With the film weaving in and out of the sociopolitical reality of the 1970s Denmark, it positions a group of activists of the then Communist Party as the core of the strike committee. The Danish police and the military refused to collaborate on the film, because, as the Chief of the police expressed it at the time, they found the objective of the film political and therefore didn’t want to assist in the production of the film. Even the main organisations of the Danish film industry chose publicly to support the police in the case against Watkins. It later turned out that those organisations came forward with their criticism due to pressure from the police. As the filming proceeded, the producers were forced to buy specially manufactured police equipment to be able to realise the street battle scenes of the film – with the ‘real’ police harassing the ‘fake’ police forces trying to get to location. As stated in one of the Danish newspapers of the time “No one is going to tell us that the police is apolitical”.
The press material of The Evening Land asks: “How will (the model) Denmark look in some years, if we get nuclear power and nuclear armament, if the ECC integration is increased, if the militarisation continues, if inflation grows, if unemployment expands – or would it be more realistic to exchange this ‘if’ with ‘when’?” Interestingly these issues are perhaps not the main social and political issues of today; inflation and unemployment are non-existent at present (in Denmark at least) and the arms race of the Cold War with its nuclear terror balance has been superseded by the global War on Terror (with the EU army as a minor player). Peter Watkins was at the time accused of being a pessimist, and it is quite ironic that the most of the problems portrayed in the film never developed into the feared twilight of The Evening Land. But in terms of the patterns of reaction by power in situations of social unrest and crisis not much has changed. The film draws a picture of a political rationale that turns to increasing repression and police state methods for a solution to a crisis in the context of welfare democracy. A solution we also meet today in Denmark and many other places under the shadow of neoliberal normalisation and war. Fascism is still lurking under the surface of the free market democracy of today. Pinpointing this spectral presence was Peter Watkins’ main objective with the film The Evening Land.
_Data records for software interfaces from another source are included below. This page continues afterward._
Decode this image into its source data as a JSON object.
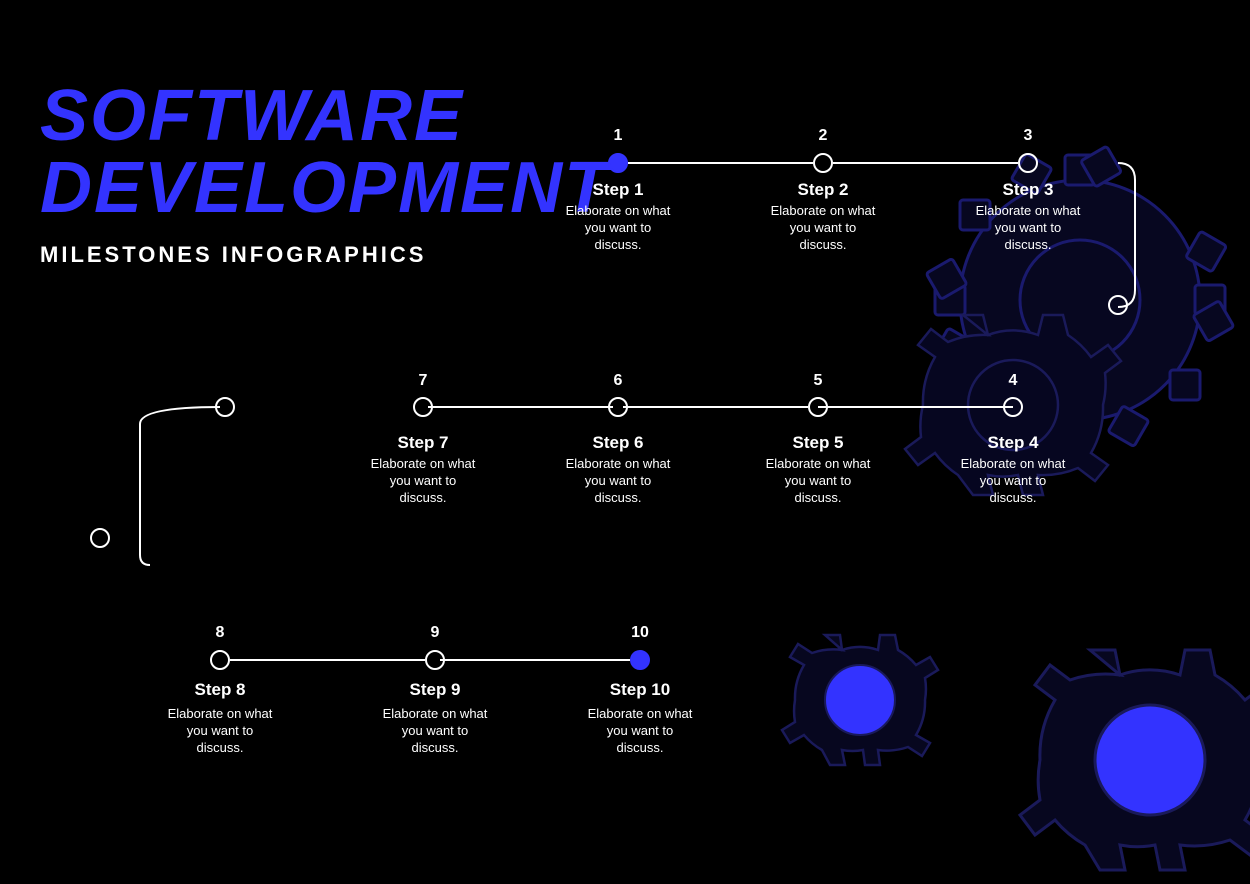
{
  "title": {
    "line1": "SOFTWARE",
    "line2": "DEVELOPMENT",
    "subtitle": "MILESTONES INFOGRAPHICS"
  },
  "steps": [
    {
      "number": "1",
      "label": "Step  1",
      "description": "Elaborate on what you want to discuss.",
      "filled": true
    },
    {
      "number": "2",
      "label": "Step  2",
      "description": "Elaborate on what you want to discuss.",
      "filled": false
    },
    {
      "number": "3",
      "label": "Step  3",
      "description": "Elaborate on what you want to discuss.",
      "filled": false
    },
    {
      "number": "4",
      "label": "Step  4",
      "description": "Elaborate on what you want to discuss.",
      "filled": false
    },
    {
      "number": "5",
      "label": "Step  5",
      "description": "Elaborate on what you want to discuss.",
      "filled": false
    },
    {
      "number": "6",
      "label": "Step  6",
      "description": "Elaborate on what you want to discuss.",
      "filled": false
    },
    {
      "number": "7",
      "label": "Step  7",
      "description": "Elaborate on what you want to discuss.",
      "filled": false
    },
    {
      "number": "8",
      "label": "Step  8",
      "description": "Elaborate on what you want to discuss.",
      "filled": false
    },
    {
      "number": "9",
      "label": "Step  9",
      "description": "Elaborate on what you want to discuss.",
      "filled": false
    },
    {
      "number": "10",
      "label": "Step  10",
      "description": "Elaborate on what you want to discuss.",
      "filled": true
    }
  ],
  "colors": {
    "bg": "#000000",
    "accent": "#3333ff",
    "text": "#ffffff",
    "gear_stroke": "#1a1a6e",
    "gear_fill": "#0a0a3a"
  }
}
Jakob Jakobsen 2007
Published in Work to do! Self-Organisation in Precarious Working Conditions